SPECIALTY COFFEE from RWANDA - Sholi
This batch comes from small farmers who represent Kundwa Women Coffee, a women-only group that operates under the Aba Sholi Cooperative.
This cooperative is located in the Cyeza sector, Muhanga district, in central Rwanda and was established in 2008 by 30 women who live and growcoffee in the region as a conscious effort to invigorate the local economy. Back then, coffee was only a small part of the association, as there was no profitable market for cherries without a washing station in the area. This changed 2 years later when the association became a cooperative. They slowly began to grow, adding new members every year and in 2014 they opened their own car wash station.

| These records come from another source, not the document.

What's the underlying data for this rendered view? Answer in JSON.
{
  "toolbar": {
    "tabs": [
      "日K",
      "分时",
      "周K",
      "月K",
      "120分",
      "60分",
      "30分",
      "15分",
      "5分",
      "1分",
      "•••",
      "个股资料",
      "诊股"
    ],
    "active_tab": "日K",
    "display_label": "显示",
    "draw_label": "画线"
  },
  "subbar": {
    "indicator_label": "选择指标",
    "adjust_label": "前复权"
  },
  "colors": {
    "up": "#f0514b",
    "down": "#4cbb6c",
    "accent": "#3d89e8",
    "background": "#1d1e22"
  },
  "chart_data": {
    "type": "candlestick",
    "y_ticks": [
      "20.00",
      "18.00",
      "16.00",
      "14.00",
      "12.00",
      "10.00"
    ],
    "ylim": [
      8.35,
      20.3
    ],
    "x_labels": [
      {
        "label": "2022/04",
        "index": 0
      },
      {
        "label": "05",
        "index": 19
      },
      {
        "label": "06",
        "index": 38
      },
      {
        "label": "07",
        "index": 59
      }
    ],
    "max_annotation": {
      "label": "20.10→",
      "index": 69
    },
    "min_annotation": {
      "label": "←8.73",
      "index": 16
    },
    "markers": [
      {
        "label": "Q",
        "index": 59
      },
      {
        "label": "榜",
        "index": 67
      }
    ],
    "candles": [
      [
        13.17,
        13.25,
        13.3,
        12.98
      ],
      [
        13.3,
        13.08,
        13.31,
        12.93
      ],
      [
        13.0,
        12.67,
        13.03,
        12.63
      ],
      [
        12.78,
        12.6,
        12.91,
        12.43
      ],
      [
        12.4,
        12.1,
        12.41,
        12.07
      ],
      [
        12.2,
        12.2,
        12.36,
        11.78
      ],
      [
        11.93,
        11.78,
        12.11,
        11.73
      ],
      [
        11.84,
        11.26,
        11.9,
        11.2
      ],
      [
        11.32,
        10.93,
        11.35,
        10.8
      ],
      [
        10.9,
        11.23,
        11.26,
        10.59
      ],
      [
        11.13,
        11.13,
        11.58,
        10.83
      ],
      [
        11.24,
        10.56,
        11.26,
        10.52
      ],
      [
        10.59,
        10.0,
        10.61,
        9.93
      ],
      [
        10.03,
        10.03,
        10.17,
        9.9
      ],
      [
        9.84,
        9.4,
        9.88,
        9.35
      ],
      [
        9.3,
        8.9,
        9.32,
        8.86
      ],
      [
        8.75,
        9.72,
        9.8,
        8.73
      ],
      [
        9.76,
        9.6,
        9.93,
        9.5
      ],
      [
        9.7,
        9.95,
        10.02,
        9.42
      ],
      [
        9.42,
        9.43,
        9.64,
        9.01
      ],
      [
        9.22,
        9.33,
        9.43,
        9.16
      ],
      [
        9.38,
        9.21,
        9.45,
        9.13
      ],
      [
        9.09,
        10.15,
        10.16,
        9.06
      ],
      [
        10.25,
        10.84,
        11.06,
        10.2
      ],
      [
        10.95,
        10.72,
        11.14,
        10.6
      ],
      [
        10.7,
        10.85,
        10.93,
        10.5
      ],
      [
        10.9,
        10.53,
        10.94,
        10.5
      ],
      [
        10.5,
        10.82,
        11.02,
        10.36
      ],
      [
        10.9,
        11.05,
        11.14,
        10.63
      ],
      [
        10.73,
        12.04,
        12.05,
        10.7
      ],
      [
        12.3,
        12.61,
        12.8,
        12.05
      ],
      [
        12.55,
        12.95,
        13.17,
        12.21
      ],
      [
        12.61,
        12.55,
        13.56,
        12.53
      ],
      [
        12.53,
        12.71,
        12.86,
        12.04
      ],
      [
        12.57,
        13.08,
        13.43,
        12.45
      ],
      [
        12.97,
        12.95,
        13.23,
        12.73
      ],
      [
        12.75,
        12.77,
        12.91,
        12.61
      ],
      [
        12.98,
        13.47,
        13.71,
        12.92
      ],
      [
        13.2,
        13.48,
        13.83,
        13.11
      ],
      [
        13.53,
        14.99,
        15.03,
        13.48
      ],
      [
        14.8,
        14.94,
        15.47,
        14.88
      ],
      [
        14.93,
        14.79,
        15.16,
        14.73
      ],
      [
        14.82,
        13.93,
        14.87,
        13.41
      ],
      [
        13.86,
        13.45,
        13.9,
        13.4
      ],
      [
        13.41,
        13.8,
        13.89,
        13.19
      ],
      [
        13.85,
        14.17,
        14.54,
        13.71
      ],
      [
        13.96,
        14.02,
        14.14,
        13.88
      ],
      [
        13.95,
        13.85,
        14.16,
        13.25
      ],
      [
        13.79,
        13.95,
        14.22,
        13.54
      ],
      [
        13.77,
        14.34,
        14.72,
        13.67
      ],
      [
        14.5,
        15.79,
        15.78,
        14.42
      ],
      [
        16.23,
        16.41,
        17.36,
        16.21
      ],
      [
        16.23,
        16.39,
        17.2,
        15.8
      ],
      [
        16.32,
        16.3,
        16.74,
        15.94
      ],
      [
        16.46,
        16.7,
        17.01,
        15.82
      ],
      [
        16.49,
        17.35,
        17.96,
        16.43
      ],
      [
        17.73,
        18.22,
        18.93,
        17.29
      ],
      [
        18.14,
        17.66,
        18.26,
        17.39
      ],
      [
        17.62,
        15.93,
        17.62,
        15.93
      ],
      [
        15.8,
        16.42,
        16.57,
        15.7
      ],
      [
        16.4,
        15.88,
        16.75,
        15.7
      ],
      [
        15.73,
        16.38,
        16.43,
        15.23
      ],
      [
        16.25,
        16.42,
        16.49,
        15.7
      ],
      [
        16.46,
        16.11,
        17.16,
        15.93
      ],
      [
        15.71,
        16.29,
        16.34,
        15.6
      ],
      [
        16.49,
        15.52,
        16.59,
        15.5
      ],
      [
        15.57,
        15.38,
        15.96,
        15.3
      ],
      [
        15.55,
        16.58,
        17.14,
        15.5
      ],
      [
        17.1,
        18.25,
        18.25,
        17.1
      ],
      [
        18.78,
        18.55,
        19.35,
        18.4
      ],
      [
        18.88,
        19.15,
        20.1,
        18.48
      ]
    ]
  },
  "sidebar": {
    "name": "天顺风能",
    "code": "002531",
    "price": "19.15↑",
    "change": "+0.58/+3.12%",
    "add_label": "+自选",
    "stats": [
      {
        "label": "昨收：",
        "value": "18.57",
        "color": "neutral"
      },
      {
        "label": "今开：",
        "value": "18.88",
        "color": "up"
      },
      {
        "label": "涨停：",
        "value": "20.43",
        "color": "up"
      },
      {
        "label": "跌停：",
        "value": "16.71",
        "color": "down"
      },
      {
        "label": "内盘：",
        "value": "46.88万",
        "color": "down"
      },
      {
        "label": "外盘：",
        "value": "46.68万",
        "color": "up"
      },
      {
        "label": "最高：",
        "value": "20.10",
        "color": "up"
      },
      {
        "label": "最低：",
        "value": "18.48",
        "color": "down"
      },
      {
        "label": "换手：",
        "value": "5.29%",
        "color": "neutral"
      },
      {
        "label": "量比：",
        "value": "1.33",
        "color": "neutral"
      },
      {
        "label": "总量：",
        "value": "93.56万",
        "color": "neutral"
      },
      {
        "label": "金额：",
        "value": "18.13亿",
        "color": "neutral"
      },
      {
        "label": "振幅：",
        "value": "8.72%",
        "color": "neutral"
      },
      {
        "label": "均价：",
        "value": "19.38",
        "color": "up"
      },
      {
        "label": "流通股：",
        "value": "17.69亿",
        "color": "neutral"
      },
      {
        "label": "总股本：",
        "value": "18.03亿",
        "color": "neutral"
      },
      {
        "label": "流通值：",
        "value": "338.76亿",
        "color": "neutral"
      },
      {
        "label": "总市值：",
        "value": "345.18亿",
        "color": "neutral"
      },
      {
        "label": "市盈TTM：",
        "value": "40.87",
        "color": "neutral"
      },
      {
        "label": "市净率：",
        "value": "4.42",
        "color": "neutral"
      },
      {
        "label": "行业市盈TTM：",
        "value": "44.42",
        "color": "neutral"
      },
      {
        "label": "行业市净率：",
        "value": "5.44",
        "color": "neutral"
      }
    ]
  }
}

“Abateraninkunga” is a Kinyarwanda word meaning “mutual assistance”, which sums up their values to encourage more farmers to join. Today there are 610 producers, many of them women, growing coffee at altitudes between 1,800-2,000 meters above sea level. The cooperative became Fair Trade certified in 2015, the same year it won the Rwanda Cup of Excellence. They have a central washing station where members can deliver the cherries for processing.
Sholi's head office and plantations are located in Cyeza Sector, Muhanga District. The region is known for its cultivation of various fruits and ancient rocks called Sebwugugu.
The changes in the neighborhood after the establishment of Sholi have been miraculous. The process began with a large growth of the local population with people moving away from high-risk areas. They brought many jobs to the community and increased food security, better living conditions and a reliable income to pay for health insurance and school fees. As part of his vision to invest in the local community, he built a health center, a water source and a town hall, which are accessible to the entire community, including non-members.
Everyone at Sholi is treated equally, regardless of age, gender, religion, or disability, and they offer health insurance and a loan system for members to manage cash flow and pay for necessities like school fees.
Rwanda is poetically known as “the land of a thousand hills” and the Muhanga district is no exception. With rolling mountains, rich soils, and abundant sunshine, the region boasts exceptional terroir for growing Arabica. This hilly terrain makes transportation very challenging. However, coffee plays a very important role in Rwanda's growing economy and the increased demand for specialty washed arabicas from this small but beautiful country has allowed it to become one of the most respected producers in the region.
For this batch, the ripe cherries are carefully selected, first by hand, and then by flotation to remove underdeveloped cherries. They are pulped and fermented for 12-18h, generally overnight, to break down the remaining mucilage. After fermentation, the wet parchment is washed with high-pressure water and sorted along the channels to separate the coffee by density. During this grading stage, the coffee beans pass through a series of gates that allow less dense, lower quality beans to flow through, while retaining the denser, higher quality beans for separate processing into higher batches like this one. .
The retained grains are transferred from the channels to the pre-drying tables, where they are carefully classified in the shade for about 4 hours. They are then placed on numbered drying tables around 14 days on warm days, or 21 on rainy days. The coffee is again sorted for defects, any damaged beans and regularly turned over by the women, they are tasked with protecting the coffee from rain or midday sun through the use of covers.